August 14, 1998

Nursing School leader named to national Medicare Commission

Nursing School leader named to national Medicare Commission

Colleen Conway-Welch, Ph.D., dean of the Vanderbilt University School of Nursing, has been appointed to the National Bipartisan Commission on Medicare.

The 17-member commission is made up of 10 members of the Senate and the House of Representatives, as well as seven leaders in the health care community. Conway-Welch is the only nurse on the commission.

The federal commission was formed to recommend ways of preserving Medicare for 76 million baby-boomers. It is mandated to submit a report to Congress by March 1, 1999.

"I am very honored to have been selected for the commission. I believe my background and experience as a nurse will allow me to listen with an open mind to all the proposals and testimonials that will come to our attention," said Conway-Welch.

Conway-Welch will be the third Tennessean and the first nurse to serve on the panel, joining U.S. Sen. Bill Frist, a former heart surgeon at Vanderbilt University Medical Center, and Samuel Howard, chief executive officer of Nashville-based Phoenix Healthcare Corp.

"The issues before the Medicare Commission are critically important to the long-term solvency of the program, to its ability to function in our changing health care delivery system, and, most importantly, to future generations of Medicare beneficiaries," said Dr. Harry R. Jacobson, vice chancellor for Health Affairs.

"I am not surprised that the health care expertise of Middle Tennessee is well recognized on the commission and could not be more pleased that Colleen has been asked to participate. Her expertise as a nurse, educator, and administrator will serve the commission well as they deliberate in the weeks ahead."

Conway-Welch holds a bachelor's degree in nursing from Georgetown University, a master's degree in nursing from Catholic University, and a Ph.D. in nursing from New York University.
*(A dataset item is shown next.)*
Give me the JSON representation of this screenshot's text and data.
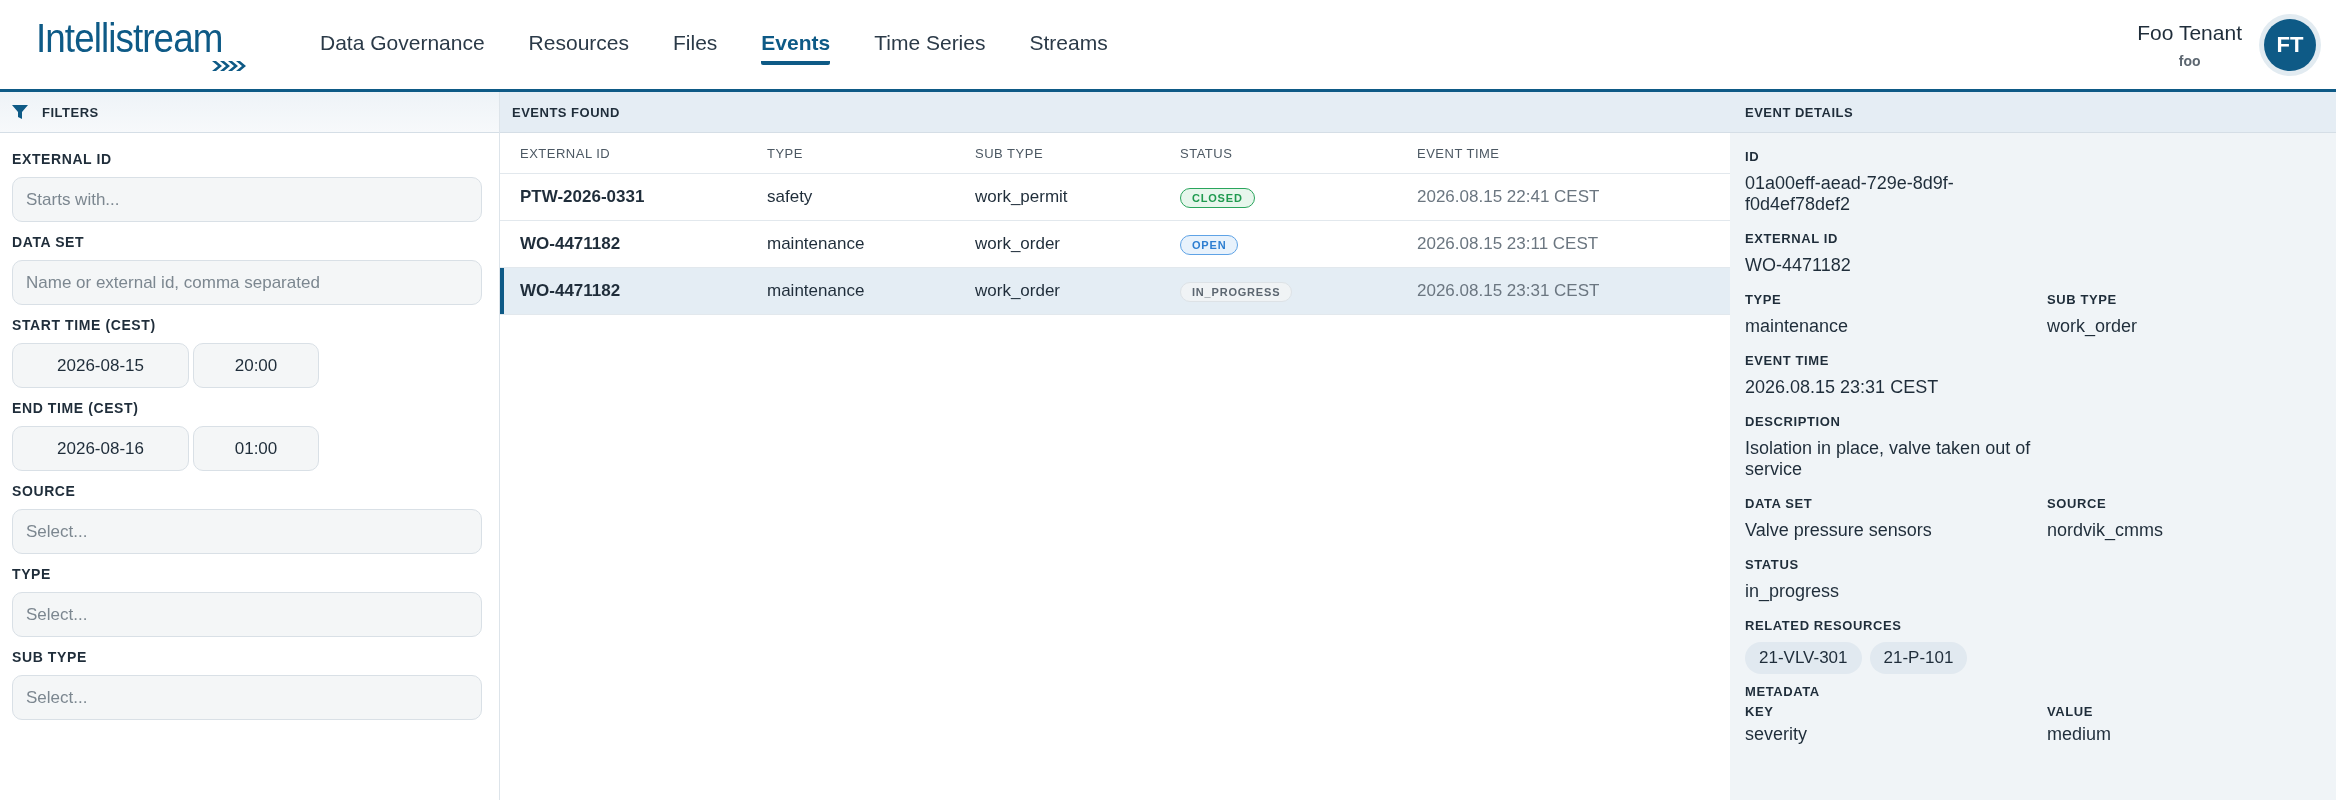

She is a certified nurse-midwife, a member of the Institute of Medicine, and has served on numerous national councils, including President Ronald Reagan's commission on HIV.